→ Task item:
Scan the data below and pick out the lines containing the word "Accounting".

→ Entries provided:
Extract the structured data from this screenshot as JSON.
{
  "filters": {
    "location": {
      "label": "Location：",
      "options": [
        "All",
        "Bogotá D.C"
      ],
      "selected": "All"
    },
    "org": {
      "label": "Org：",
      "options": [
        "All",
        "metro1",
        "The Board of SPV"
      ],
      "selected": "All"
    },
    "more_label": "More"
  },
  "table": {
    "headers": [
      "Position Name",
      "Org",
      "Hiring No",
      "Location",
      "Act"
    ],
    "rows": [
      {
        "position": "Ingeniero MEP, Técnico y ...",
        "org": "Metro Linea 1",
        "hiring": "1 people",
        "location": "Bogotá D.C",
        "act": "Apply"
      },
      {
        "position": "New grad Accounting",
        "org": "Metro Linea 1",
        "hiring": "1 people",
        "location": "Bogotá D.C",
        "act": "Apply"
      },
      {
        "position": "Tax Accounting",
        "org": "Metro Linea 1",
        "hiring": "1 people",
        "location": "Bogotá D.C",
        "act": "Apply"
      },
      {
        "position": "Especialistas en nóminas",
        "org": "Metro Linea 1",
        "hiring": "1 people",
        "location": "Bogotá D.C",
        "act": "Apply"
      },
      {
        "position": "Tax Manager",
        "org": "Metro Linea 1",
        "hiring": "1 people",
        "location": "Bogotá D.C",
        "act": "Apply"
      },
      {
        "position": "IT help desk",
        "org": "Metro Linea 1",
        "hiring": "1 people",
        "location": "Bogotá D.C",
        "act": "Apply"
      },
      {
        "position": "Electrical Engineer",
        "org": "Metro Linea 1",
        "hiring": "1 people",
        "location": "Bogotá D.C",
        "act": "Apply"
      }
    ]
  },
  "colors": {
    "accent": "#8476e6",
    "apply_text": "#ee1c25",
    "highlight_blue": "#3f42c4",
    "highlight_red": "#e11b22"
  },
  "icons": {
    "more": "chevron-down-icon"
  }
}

→ Answer space:
        "position": "New grad Accounting",
        "position": "Tax Accounting",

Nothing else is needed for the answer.